“The wacky Ambassador that the U.K. foisted upon the United States is not someone we are thrilled with, a very stupid guy. He should speak to his country, and Prime Minister May, about their failed Brexit negotiation, and not be upset with my criticism of how badly it was handled,” he tweeted.
He then turned his ire toward May, who is leaving office later this month after resigning over her handling of Britain’s departure from the E.U. Britain was scheduled to leave the bloc in March, but that timeline has been pushed back until October amid repeated failures to get her withdrawal agreement, negotiated with European leaders, through Parliament.
“I told @theresa_may how to do that deal, but she went her own foolish way-was unable to get it done. A disaster!” Trump said, apparently referring to past advice that she sue the E.U. "I don’t know the Ambassador but have been told he is a pompous fool.”
The outburst came amid an escalating diplomatic spat over the leak of diplomatic cables in which Darroch called Trump’s administration “diplomatically clumsy and inept” and said he doubted it would become “substantially more normal.”
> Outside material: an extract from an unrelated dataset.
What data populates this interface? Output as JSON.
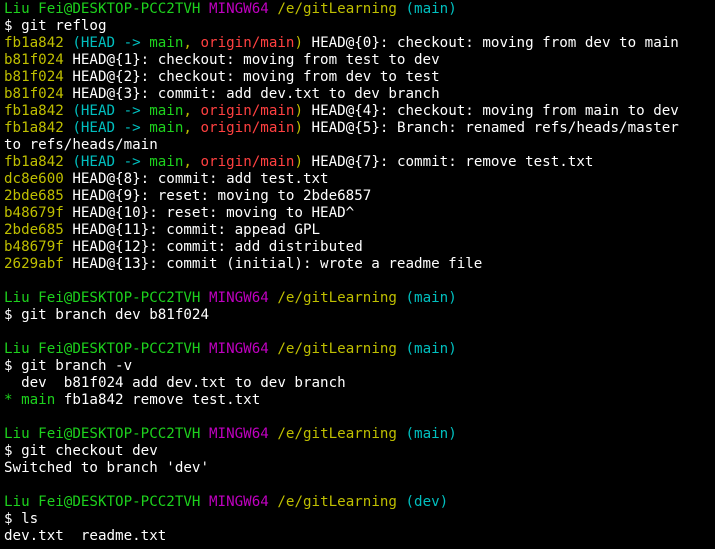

Jeremy Hunt, the British foreign secretary and Conservative leadership candidate later called President Trump's comments "disrespectful".
Responding on Twitter, Hunt said: "@realDonaldTrump friends speak frankly so I will: these comments are disrespectful and wrong to our Prime Minister and my country.
"Your diplomats give their private opinions to @SecPompeo and so do ours! You said the UK/US alliance was the greatest in history and I agree...
"But allies need to treat each other with respect as @theresa_may has always done with you. Ambassadors are appointed by the UK government and if I become PM our Ambassador stays."
The memo was one of several cables published by the U.K.'s Mail on Sunday in which Darroch made negative statements about the U.S. government, in which he said that Trump could be at the mercy of "dodgy Russians," and that Trump's presidency could "crash and burn" and be at "the beginning of a downward spiral." He also reportedly indicated that Trump could win re-election, warning that he could shrug off scandals and "emerge from the flames, battered but intact, like [Arnold] Schwarzenegger in the final scenes of 'The Terminator.'"
Trump on Sunday called Darroch ineffective and said “he has not served the U.K. well.” He followed up on Monday to attack both Darroch and May – announcing that he won’t work with the ambassador anymore.
“I have been very critical about the way the U.K. and Prime Minister Theresa May handled Brexit. What a mess she and her representatives have created. I told her how it should be done, but she decided to go another way,” he wrote in a tweet.
“I do not know the Ambassador, but he is not liked or well.... thought of within the U.S. We will no longer deal with him,” he added.
But Downing Street stood by its man in Washington, saying early Tuesday that Darroch “continues to have the prime minister's full support.”
A spokesman said that “We have made clear to the U.S. how unfortunate this leak is” and that “the selective extracts leaked do not reflect the closeness of, and the esteem in which we hold, the relationship.”
“At the same time we have also underlined the importance of ambassadors being able to provide honest, unvarnished assessments of the politics in their country,” the spokesman added.
May will be replaced at the end of the month by either former Foreign Secretary Boris Johnson or current Secretary Jeremy Hunt after a Conservative Party ballot to decide the party leadership. Trump has spoken positively of both candidates, particularly Johnson who he has said would be “excellent” as Britain’s next prime minister.